>>

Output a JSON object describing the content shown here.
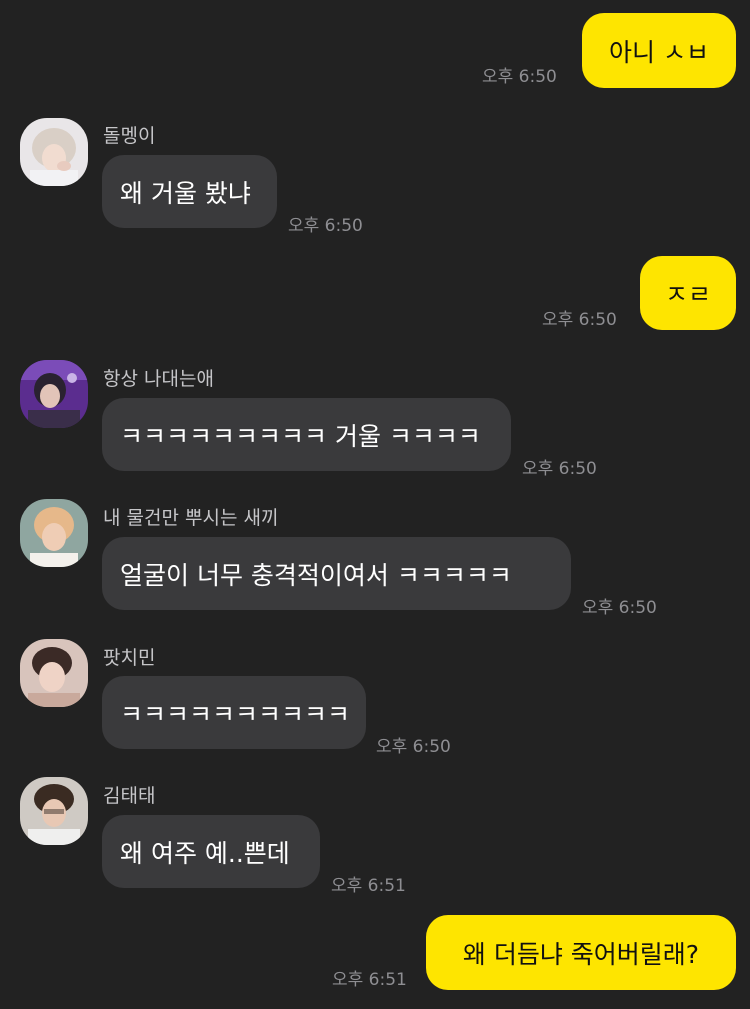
{
  "colors": {
    "background": "#222222",
    "outgoing_bubble": "#FEE500",
    "incoming_bubble": "#3a3a3c",
    "time_text": "#8e8e92",
    "name_text": "#c5c5c8"
  },
  "messages": [
    {
      "direction": "out",
      "text": "아니 ㅅㅂ",
      "time": "오후 6:50"
    },
    {
      "direction": "in",
      "sender": "돌멩이",
      "avatar": "avatar-photo",
      "text": "왜 거울 봤냐",
      "time": "오후 6:50"
    },
    {
      "direction": "out",
      "text": "ㅈㄹ",
      "time": "오후 6:50"
    },
    {
      "direction": "in",
      "sender": "항상 나대는애",
      "avatar": "avatar-photo",
      "text": "ㅋㅋㅋㅋㅋㅋㅋㅋㅋ 거울 ㅋㅋㅋㅋ",
      "time": "오후 6:50"
    },
    {
      "direction": "in",
      "sender": "내 물건만 뿌시는 새끼",
      "avatar": "avatar-photo",
      "text": "얼굴이 너무 충격적이여서 ㅋㅋㅋㅋㅋ",
      "time": "오후 6:50"
    },
    {
      "direction": "in",
      "sender": "팟치민",
      "avatar": "avatar-photo",
      "text": "ㅋㅋㅋㅋㅋㅋㅋㅋㅋㅋ",
      "time": "오후 6:50"
    },
    {
      "direction": "in",
      "sender": "김태태",
      "avatar": "avatar-photo",
      "text": "왜 여주 예..쁜데",
      "time": "오후 6:51"
    },
    {
      "direction": "out",
      "text": "왜 더듬냐 죽어버릴래?",
      "time": "오후 6:51"
    }
  ]
}
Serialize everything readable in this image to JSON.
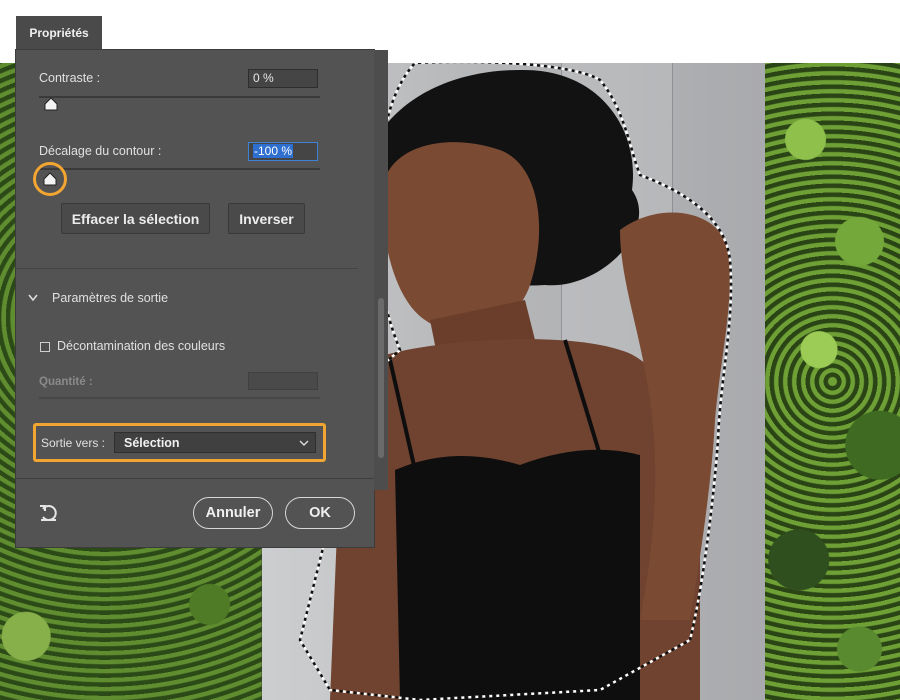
{
  "panel": {
    "tab_title": "Propriétés",
    "contrast": {
      "label": "Contraste :",
      "value": "0 %",
      "level_fraction": 0.0
    },
    "edge_shift": {
      "label": "Décalage du contour :",
      "value": "-100 %",
      "level_fraction": 0.0
    },
    "buttons": {
      "clear_selection": "Effacer la sélection",
      "invert": "Inverser"
    },
    "output_section": {
      "title": "Paramètres de sortie",
      "decontaminate_label": "Décontamination des couleurs",
      "decontaminate_checked": false,
      "amount_label": "Quantité :",
      "amount_value": "",
      "output_to_label": "Sortie vers :",
      "output_to_value": "Sélection"
    },
    "footer": {
      "cancel": "Annuler",
      "ok": "OK",
      "reset_icon": "reset-icon"
    }
  },
  "colors": {
    "panel_bg": "#535353",
    "accent_highlight": "#f2a531",
    "active_field": "#2f6fd0"
  }
}
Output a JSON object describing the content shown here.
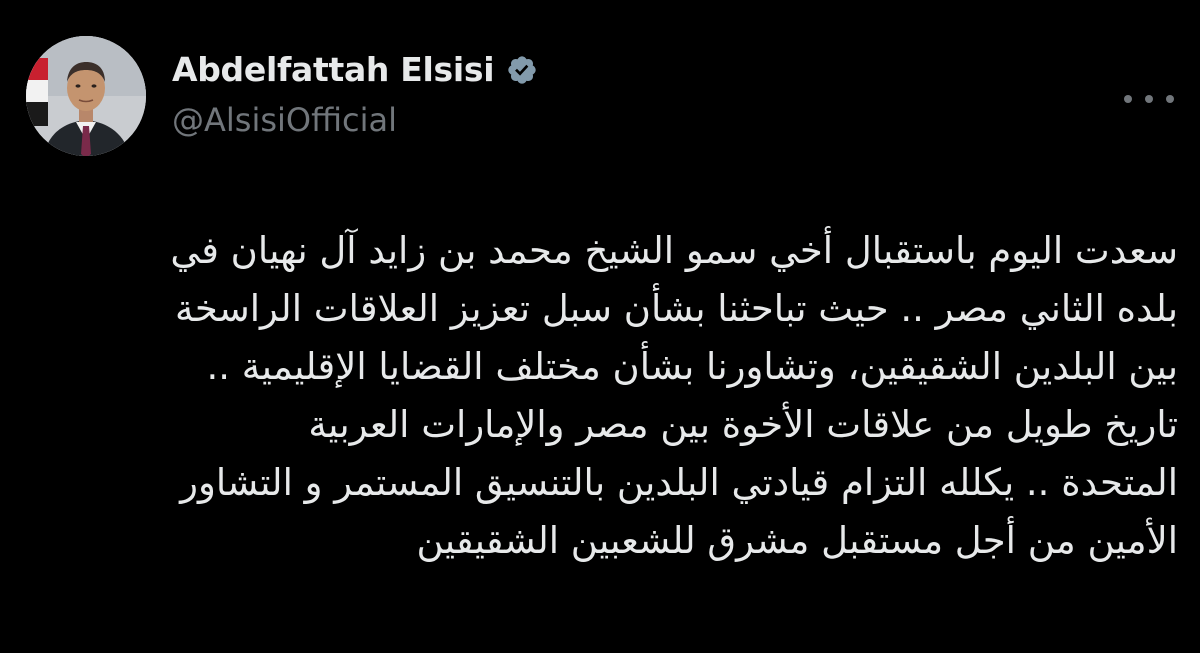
{
  "author": {
    "display_name": "Abdelfattah Elsisi",
    "handle": "@AlsisiOfficial",
    "verified_icon": "verified-badge-icon",
    "avatar": "profile-photo"
  },
  "menu": {
    "icon": "more-options-icon"
  },
  "tweet": {
    "lines": [
      "سعدت اليوم باستقبال أخي سمو الشيخ محمد بن زايد آل نهيان في",
      "بلده الثاني مصر .. حيث تباحثنا بشأن سبل تعزيز العلاقات الراسخة",
      "بين البلدين الشقيقين، وتشاورنا بشأن مختلف القضايا الإقليمية ..",
      "تاريخ طويل من علاقات الأخوة بين مصر والإمارات العربية",
      "المتحدة .. يكلله التزام قيادتي البلدين بالتنسيق المستمر و التشاور",
      "الأمين من أجل مستقبل مشرق للشعبين الشقيقين"
    ]
  },
  "colors": {
    "background": "#000000",
    "primary_text": "#e7e9ea",
    "secondary_text": "#71767b",
    "verified_badge": "#829aab"
  }
}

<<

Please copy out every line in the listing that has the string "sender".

▶ **ANSWER AREA**
      "sender": "돌멩이",
      "sender": "항상 나대는애",
      "sender": "내 물건만 뿌시는 새끼",
      "sender": "팟치민",
      "sender": "김태태",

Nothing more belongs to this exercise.